When a student needs food or shelter for the holidays, where do they go? Since the dorms are closed, where can they stay? HomeBase is here to help!
HomeBase, a ministry of Baptist Children’s Homes of North Carolina, provides resources and support for all students. The ministry has a list of amenities such as food, housing, a clothing closet, free Wi-Fi, computers with printers, school supplies, showers, rides to appointments and a safe space for students to relax. HomeBase also has volunteers and interns to help with all services.
Director Jim Dean spoke with The Carolinian about the students who don’t have housing or support during the holiday and school breaks. The safe place is for independent students, whether that means they don’t have guardians, are emancipated or are on their own. HomeBase helps these students find places to stay or allows them to stay in the building. There is only one rule: the tenants must help around HomeBase.
Housing is a big issue

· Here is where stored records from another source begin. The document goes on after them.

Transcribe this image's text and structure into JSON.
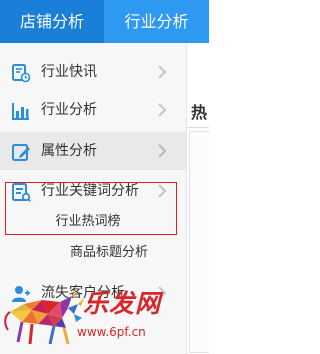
{
  "tabs": {
    "shop_analysis": "店铺分析",
    "industry_analysis": "行业分析"
  },
  "sidebar": {
    "items": [
      {
        "label": "行业快讯",
        "icon": "news-icon"
      },
      {
        "label": "行业分析",
        "icon": "bar-chart-icon"
      },
      {
        "label": "属性分析",
        "icon": "edit-icon"
      },
      {
        "label": "行业关键词分析",
        "icon": "keyword-icon"
      },
      {
        "label": "流失客户分析",
        "icon": "user-icon"
      }
    ],
    "subitems": [
      {
        "label": "行业热词榜"
      },
      {
        "label": "商品标题分析"
      }
    ]
  },
  "content": {
    "heading": "热"
  },
  "watermark": {
    "brand": "乐发网",
    "url": "www.6pf.cn"
  },
  "colors": {
    "tab_bar": "#1e86e0",
    "icon_blue": "#2b8de0",
    "highlight": "#e02020",
    "watermark": "#d8262a"
  }
}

“When the breaks come, it turns to almost exclusively housing. Housing is a big need for students: the dorms close and there is no food service provided by the university so then what happens if you’re a student who doesn’t have a home to go to or parents that you can count on, what do you do? Where do you go?” Dean asked. In the past, students have come and stayed in either the building or in their cars but still using HomeBase during the day.
One major issue that the university and HomeBase are both experiencing is an increase of students who have nowhere to go for the holidays since the dorms must stay closed.
“As a matter of fact, we already have seven students that have come and we’re going to have them stay here over the break, which is really the max we can house…so now at this point, I’m turning them over to the Dean of Students, BaShaun Smith and seeing what he can work out,” explained Dean.
The only thing he can do is let the students come during the daytime. He has sent Smith seven more names and he predicts the university will see more students needing help during this break. In the summer, HomeBase started out with five students needing help but throughout the break, they housed over 35 students.
HomeBase, Smith, and three directors from Housing, Food Services, and other departments had a meeting to figure out the next steps for these students in need. “If I’m the answer to the university’s housing and we are already full, then we are in trouble… we are trying to work through it and work it out,” said Dean.
To all the students who need help, Dean stressed they should talk to him so he can get their information as spots may open up. He doesn’t want students to get into a dangerous situation because they didn’t reach out to him or Smith.
“We encourage any students who are experiencing a financial crisis to complete a student emergency fund request at dos.wcu.edu… We are currently working to collect data on how many students are experiencing homelessness. Without the correct data, we cannot decide on if there is a rise in students who are homeless during the breaks…as an institution we truly care about all our students. Communication is key, please have those students to reach out to myself at firstname.lastname@example.org. I will reach out to them to provide any assistance that is within my authority with assistance from campus partners,” said Smith in an email.
How can students help?
Dean has requested for donations to be food, toiletries and gift cards to give to students or be used for necessities around HomeBase.
There is always a need for volunteers to help clean or oversee the services they provide. “This semester, we have been seeing around 400 services provided every week. Last year was our busiest year ever and we are 75% higher in services this year than last year,” said Dean. He believes it is because of more awareness of the program and there are more students in need.
One thing Dean asks is for previous users of HomeBase services to bring a friend who may need help since it can be difficult for a student to ask for help, especially alone. It can also break the tension and spread awareness about this organization.
“Independent students are very resilient; they must be in order to face all the obstacles and go to school. School is hard enough,” he said. With the help of the program, HOMBASE had 13 students graduate last semester and around 25 graduating this semester.
HomeBase will be hosting themed meals during the break. To see upcoming events, check out HomeBase_wcu on Instagram. You can also contact them at HomeBasecollegeministries@gmail.com or by calling (828) 508-0035.
Another resource for food in the area is The Community Table, an organization that provides free food and pantry services in Sylva, regardless of need.